INSTRUCTIONS FOR THE TASK - Your task is to copy every record exactly.

EXTRACTED RECORDS -
_____
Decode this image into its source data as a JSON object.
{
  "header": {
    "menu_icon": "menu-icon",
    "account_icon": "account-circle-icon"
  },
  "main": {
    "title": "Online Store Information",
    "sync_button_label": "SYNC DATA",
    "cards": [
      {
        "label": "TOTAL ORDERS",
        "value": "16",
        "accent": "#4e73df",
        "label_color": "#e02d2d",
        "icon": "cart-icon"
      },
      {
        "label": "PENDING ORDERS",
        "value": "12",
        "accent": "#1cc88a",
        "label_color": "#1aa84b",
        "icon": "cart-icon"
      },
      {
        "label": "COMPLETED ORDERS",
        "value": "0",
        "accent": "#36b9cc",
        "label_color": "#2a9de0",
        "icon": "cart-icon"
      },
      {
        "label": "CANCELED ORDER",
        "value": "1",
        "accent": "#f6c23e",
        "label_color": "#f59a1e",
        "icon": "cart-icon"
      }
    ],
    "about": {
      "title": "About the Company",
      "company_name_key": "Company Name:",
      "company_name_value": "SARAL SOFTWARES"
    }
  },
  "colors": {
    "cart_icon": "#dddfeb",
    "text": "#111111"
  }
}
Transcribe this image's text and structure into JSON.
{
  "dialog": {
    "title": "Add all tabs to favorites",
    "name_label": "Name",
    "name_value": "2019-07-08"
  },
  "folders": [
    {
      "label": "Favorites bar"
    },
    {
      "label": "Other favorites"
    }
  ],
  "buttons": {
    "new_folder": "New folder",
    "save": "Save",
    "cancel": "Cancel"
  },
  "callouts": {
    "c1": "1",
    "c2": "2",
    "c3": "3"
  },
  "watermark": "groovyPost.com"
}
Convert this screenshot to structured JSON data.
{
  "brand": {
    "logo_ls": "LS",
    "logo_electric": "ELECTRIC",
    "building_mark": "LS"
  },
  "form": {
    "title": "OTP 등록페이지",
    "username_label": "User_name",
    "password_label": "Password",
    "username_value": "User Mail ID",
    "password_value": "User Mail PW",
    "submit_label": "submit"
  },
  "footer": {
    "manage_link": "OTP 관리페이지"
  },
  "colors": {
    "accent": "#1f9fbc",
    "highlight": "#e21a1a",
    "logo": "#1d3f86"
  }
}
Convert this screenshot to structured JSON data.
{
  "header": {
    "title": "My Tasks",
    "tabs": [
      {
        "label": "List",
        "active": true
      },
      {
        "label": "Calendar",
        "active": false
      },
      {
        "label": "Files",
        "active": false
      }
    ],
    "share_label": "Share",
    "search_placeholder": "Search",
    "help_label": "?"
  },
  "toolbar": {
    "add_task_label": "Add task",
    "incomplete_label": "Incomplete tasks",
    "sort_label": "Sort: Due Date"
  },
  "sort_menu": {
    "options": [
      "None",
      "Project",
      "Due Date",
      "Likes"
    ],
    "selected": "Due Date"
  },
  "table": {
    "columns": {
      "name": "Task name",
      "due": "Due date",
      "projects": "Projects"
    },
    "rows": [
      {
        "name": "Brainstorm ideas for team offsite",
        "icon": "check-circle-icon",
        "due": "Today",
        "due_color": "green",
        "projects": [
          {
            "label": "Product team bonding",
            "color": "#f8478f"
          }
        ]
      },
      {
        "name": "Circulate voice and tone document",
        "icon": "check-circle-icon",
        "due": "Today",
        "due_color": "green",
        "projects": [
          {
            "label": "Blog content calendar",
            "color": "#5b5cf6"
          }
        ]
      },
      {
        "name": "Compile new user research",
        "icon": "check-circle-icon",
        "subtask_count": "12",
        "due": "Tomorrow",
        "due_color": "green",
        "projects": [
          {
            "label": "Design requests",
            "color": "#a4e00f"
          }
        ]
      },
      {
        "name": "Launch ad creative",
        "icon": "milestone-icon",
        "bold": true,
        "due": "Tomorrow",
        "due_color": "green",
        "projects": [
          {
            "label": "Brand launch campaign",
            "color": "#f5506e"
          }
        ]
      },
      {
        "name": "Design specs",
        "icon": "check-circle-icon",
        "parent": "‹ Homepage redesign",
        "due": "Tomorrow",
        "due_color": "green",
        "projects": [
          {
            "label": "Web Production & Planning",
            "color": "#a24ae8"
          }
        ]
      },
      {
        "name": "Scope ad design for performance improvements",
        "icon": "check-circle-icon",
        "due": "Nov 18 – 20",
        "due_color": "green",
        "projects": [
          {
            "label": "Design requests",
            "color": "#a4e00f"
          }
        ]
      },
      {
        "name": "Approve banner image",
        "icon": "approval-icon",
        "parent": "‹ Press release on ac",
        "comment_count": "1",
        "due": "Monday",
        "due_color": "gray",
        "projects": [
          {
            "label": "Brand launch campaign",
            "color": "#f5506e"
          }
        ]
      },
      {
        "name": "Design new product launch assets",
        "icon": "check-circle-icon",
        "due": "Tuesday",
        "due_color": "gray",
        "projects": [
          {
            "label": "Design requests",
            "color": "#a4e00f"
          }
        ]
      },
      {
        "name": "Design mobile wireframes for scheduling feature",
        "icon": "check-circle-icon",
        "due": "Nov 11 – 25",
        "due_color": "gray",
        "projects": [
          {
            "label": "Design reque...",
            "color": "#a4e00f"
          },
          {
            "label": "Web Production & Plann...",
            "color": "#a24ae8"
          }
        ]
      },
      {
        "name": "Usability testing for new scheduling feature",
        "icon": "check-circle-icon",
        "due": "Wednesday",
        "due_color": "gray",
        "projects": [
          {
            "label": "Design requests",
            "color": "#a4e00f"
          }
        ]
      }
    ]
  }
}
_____
RESULT BELOW -
Decode this image into its source data as a JSON object.
{
  "header": {
    "menu_icon": "menu-icon",
    "account_icon": "account-circle-icon"
  },
  "main": {
    "title": "Online Store Information",
    "sync_button_label": "SYNC DATA",
    "cards": [
      {
        "label": "TOTAL ORDERS",
        "value": "16",
        "accent": "#4e73df",
        "label_color": "#e02d2d",
        "icon": "cart-icon"
      },
      {
        "label": "PENDING ORDERS",
        "value": "12",
        "accent": "#1cc88a",
        "label_color": "#1aa84b",
        "icon": "cart-icon"
      },
      {
        "label": "COMPLETED ORDERS",
        "value": "0",
        "accent": "#36b9cc",
        "label_color": "#2a9de0",
        "icon": "cart-icon"
      },
      {
        "label": "CANCELED ORDER",
        "value": "1",
        "accent": "#f6c23e",
        "label_color": "#f59a1e",
        "icon": "cart-icon"
      }
    ],
    "about": {
      "title": "About the Company",
      "company_name_key": "Company Name:",
      "company_name_value": "SARAL SOFTWARES"
    }
  },
  "colors": {
    "cart_icon": "#dddfeb",
    "text": "#111111"
  }
}
Transcribe this image's text and structure into JSON.
{
  "dialog": {
    "title": "Add all tabs to favorites",
    "name_label": "Name",
    "name_value": "2019-07-08"
  },
  "folders": [
    {
      "label": "Favorites bar"
    },
    {
      "label": "Other favorites"
    }
  ],
  "buttons": {
    "new_folder": "New folder",
    "save": "Save",
    "cancel": "Cancel"
  },
  "callouts": {
    "c1": "1",
    "c2": "2",
    "c3": "3"
  },
  "watermark": "groovyPost.com"
}
Convert this screenshot to structured JSON data.
{
  "brand": {
    "logo_ls": "LS",
    "logo_electric": "ELECTRIC",
    "building_mark": "LS"
  },
  "form": {
    "title": "OTP 등록페이지",
    "username_label": "User_name",
    "password_label": "Password",
    "username_value": "User Mail ID",
    "password_value": "User Mail PW",
    "submit_label": "submit"
  },
  "footer": {
    "manage_link": "OTP 관리페이지"
  },
  "colors": {
    "accent": "#1f9fbc",
    "highlight": "#e21a1a",
    "logo": "#1d3f86"
  }
}
Convert this screenshot to structured JSON data.
{
  "header": {
    "title": "My Tasks",
    "tabs": [
      {
        "label": "List",
        "active": true
      },
      {
        "label": "Calendar",
        "active": false
      },
      {
        "label": "Files",
        "active": false
      }
    ],
    "share_label": "Share",
    "search_placeholder": "Search",
    "help_label": "?"
  },
  "toolbar": {
    "add_task_label": "Add task",
    "incomplete_label": "Incomplete tasks",
    "sort_label": "Sort: Due Date"
  },
  "sort_menu": {
    "options": [
      "None",
      "Project",
      "Due Date",
      "Likes"
    ],
    "selected": "Due Date"
  },
  "table": {
    "columns": {
      "name": "Task name",
      "due": "Due date",
      "projects": "Projects"
    },
    "rows": [
      {
        "name": "Brainstorm ideas for team offsite",
        "icon": "check-circle-icon",
        "due": "Today",
        "due_color": "green",
        "projects": [
          {
            "label": "Product team bonding",
            "color": "#f8478f"
          }
        ]
      },
      {
        "name": "Circulate voice and tone document",
        "icon": "check-circle-icon",
        "due": "Today",
        "due_color": "green",
        "projects": [
          {
            "label": "Blog content calendar",
            "color": "#5b5cf6"
          }
        ]
      },
      {
        "name": "Compile new user research",
        "icon": "check-circle-icon",
        "subtask_count": "12",
        "due": "Tomorrow",
        "due_color": "green",
        "projects": [
          {
            "label": "Design requests",
            "color": "#a4e00f"
          }
        ]
      },
      {
        "name": "Launch ad creative",
        "icon": "milestone-icon",
        "bold": true,
        "due": "Tomorrow",
        "due_color": "green",
        "projects": [
          {
            "label": "Brand launch campaign",
            "color": "#f5506e"
          }
        ]
      },
      {
        "name": "Design specs",
        "icon": "check-circle-icon",
        "parent": "‹ Homepage redesign",
        "due": "Tomorrow",
        "due_color": "green",
        "projects": [
          {
            "label": "Web Production & Planning",
            "color": "#a24ae8"
          }
        ]
      },
      {
        "name": "Scope ad design for performance improvements",
        "icon": "check-circle-icon",
        "due": "Nov 18 – 20",
        "due_color": "green",
        "projects": [
          {
            "label": "Design requests",
            "color": "#a4e00f"
          }
        ]
      },
      {
        "name": "Approve banner image",
        "icon": "approval-icon",
        "parent": "‹ Press release on ac",
        "comment_count": "1",
        "due": "Monday",
        "due_color": "gray",
        "projects": [
          {
            "label": "Brand launch campaign",
            "color": "#f5506e"
          }
        ]
      },
      {
        "name": "Design new product launch assets",
        "icon": "check-circle-icon",
        "due": "Tuesday",
        "due_color": "gray",
        "projects": [
          {
            "label": "Design requests",
            "color": "#a4e00f"
          }
        ]
      },
      {
        "name": "Design mobile wireframes for scheduling feature",
        "icon": "check-circle-icon",
        "due": "Nov 11 – 25",
        "due_color": "gray",
        "projects": [
          {
            "label": "Design reque...",
            "color": "#a4e00f"
          },
          {
            "label": "Web Production & Plann...",
            "color": "#a24ae8"
          }
        ]
      },
      {
        "name": "Usability testing for new scheduling feature",
        "icon": "check-circle-icon",
        "due": "Wednesday",
        "due_color": "gray",
        "projects": [
          {
            "label": "Design requests",
            "color": "#a4e00f"
          }
        ]
      }
    ]
  }
}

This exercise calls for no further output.